That economically and politically speaking, the world is very sick, even professors now admit; from every side come invocations of cure-alls and magic panaceas. Not the least bewildered by this year-long shower of ideological bonbons is the college man, who of all people should be attempting to view the situation with practical and theoretical clearness. To help him do this, New York University has begun a course of lectures, given once a week, on some topic of world economics, politics, or social problems.

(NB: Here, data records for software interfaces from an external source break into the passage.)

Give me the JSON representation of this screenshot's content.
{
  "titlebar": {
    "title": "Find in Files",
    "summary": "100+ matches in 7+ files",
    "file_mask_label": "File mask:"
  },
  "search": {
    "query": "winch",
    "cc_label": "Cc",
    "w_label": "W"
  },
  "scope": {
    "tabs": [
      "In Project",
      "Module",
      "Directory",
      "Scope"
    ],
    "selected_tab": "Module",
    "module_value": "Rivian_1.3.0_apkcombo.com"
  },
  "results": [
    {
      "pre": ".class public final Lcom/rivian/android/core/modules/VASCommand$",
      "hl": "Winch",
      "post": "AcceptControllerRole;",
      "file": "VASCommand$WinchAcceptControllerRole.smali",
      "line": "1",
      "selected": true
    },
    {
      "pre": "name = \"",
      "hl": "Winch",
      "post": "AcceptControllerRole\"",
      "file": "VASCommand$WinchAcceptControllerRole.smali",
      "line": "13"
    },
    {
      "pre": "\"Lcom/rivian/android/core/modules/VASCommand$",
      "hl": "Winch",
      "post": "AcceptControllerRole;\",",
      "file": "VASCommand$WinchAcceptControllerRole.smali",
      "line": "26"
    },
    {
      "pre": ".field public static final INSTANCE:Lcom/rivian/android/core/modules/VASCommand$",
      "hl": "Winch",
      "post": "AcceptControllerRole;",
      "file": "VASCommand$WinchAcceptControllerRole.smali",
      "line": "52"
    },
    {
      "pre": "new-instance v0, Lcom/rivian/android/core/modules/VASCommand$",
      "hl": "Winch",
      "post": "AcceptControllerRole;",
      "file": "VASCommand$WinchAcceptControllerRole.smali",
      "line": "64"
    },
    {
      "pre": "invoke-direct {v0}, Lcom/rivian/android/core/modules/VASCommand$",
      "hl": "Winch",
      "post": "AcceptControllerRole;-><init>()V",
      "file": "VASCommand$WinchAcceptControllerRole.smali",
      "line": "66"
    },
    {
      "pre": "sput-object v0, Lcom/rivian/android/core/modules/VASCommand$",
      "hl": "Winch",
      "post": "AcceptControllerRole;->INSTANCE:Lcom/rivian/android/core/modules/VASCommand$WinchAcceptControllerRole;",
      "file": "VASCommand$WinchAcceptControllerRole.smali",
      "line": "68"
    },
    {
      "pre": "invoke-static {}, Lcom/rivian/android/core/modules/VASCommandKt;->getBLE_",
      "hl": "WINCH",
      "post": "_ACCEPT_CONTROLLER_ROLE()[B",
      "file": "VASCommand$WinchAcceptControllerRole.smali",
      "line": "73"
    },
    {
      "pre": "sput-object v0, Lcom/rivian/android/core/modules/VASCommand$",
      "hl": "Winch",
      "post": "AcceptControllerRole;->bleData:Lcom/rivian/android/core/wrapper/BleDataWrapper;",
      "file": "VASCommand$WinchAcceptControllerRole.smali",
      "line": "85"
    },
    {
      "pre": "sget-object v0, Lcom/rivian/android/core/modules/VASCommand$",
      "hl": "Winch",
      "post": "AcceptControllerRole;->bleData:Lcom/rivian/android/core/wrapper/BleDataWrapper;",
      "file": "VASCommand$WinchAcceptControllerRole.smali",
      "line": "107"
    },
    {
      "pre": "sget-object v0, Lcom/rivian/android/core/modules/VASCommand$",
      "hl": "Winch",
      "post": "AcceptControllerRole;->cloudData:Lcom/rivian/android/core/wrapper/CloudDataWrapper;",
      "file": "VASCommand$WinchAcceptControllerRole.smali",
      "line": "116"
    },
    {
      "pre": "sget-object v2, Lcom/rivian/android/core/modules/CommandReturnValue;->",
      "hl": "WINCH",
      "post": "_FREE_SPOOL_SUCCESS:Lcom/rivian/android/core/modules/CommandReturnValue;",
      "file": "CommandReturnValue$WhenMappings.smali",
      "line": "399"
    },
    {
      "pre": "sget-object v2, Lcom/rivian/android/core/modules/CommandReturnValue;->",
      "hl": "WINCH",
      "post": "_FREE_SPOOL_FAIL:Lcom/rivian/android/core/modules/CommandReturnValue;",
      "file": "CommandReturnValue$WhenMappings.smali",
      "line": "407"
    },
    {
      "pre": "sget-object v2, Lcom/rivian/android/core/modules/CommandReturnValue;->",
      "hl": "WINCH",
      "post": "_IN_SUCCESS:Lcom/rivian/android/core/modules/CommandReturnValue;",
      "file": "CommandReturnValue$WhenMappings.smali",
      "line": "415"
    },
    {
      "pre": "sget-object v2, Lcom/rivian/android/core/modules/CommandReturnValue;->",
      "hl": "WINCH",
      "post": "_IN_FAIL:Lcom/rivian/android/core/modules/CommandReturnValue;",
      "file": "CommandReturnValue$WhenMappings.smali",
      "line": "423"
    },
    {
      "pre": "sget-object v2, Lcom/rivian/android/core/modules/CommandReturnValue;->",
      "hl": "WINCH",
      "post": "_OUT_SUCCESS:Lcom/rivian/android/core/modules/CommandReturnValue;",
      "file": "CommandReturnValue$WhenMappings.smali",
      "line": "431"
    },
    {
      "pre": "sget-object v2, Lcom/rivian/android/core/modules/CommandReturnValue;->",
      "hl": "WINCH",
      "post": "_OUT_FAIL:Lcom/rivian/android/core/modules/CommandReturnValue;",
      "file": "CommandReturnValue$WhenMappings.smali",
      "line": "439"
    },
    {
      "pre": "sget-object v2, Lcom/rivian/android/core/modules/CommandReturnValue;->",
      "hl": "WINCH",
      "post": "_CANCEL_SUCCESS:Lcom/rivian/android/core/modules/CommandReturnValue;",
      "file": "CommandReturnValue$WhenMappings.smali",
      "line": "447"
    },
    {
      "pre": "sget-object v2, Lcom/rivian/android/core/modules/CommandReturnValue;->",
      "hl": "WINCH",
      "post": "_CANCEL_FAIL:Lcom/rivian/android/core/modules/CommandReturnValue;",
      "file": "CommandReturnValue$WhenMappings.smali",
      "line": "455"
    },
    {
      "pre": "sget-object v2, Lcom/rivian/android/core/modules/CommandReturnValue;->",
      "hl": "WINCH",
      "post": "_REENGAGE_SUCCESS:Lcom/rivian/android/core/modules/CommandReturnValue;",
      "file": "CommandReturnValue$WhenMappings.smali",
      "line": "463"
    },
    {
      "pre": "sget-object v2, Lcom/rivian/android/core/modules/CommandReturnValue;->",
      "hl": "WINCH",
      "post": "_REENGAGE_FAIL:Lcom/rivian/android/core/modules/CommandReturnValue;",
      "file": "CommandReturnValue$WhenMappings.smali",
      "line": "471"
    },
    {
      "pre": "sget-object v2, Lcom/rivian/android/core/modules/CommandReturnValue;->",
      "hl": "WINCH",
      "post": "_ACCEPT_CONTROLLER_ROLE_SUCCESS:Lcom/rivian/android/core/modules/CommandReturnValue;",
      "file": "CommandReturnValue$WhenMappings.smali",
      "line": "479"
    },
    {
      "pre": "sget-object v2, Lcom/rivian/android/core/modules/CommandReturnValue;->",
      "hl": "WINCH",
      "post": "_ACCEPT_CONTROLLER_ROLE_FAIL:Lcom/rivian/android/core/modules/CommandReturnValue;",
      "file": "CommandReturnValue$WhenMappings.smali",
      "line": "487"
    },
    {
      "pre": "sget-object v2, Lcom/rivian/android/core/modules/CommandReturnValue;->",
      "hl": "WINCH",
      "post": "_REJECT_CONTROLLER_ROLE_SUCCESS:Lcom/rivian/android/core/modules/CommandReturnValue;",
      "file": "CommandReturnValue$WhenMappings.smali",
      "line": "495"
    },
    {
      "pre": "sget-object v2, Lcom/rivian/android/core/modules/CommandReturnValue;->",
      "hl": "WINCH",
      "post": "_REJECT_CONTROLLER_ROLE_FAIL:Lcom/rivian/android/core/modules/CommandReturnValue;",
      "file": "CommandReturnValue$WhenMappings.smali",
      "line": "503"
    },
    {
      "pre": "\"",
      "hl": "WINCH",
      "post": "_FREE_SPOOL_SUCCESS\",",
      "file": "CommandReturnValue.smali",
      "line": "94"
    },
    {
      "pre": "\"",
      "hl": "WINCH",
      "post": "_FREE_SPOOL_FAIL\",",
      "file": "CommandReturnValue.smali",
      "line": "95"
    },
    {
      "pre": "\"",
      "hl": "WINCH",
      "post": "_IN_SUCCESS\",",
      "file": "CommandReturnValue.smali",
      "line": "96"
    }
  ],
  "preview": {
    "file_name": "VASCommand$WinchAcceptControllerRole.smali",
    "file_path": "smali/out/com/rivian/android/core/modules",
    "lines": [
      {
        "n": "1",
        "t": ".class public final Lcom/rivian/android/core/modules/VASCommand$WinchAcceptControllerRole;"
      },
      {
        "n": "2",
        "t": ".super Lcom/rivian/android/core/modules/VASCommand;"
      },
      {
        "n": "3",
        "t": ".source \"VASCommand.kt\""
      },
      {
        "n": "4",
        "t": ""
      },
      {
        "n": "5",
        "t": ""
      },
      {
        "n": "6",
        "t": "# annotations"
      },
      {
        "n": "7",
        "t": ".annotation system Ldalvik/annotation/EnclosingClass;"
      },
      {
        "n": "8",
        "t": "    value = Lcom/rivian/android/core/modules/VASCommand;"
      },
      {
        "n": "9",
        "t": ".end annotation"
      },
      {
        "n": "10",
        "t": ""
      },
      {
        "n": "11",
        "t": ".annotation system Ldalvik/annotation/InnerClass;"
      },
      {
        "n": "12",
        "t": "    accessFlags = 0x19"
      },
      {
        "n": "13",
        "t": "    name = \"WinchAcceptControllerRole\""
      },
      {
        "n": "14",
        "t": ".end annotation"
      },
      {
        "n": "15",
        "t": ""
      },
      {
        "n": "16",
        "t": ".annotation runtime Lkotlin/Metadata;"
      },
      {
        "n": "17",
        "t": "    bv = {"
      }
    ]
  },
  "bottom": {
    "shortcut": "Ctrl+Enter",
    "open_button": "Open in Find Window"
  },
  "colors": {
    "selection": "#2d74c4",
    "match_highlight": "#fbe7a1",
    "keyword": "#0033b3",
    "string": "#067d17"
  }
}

Considering the need for it and the inadequacy of the present agencies, Harvard might with expedience and point, undertake a similar experiment. The lectures, as at New York University, could be given weekly at a convenient time and place. Members of the faculty might occasionally take the stand, and such men as Harold Laski, George Soule, and Edmund Wilson could doubtless be obtained with slight trouble or cost. Dealing with the political, social, and economic difficulties which beset the world, and seizing upon undergraduate interest in such problems at its present intensity, the course should not suffer from lack of attendance. It would, to a certain extent, clarify the muddled mind of the average student and make him mentally more healthy, less withdrawn and sheltered from the unquenchable unrest all about him.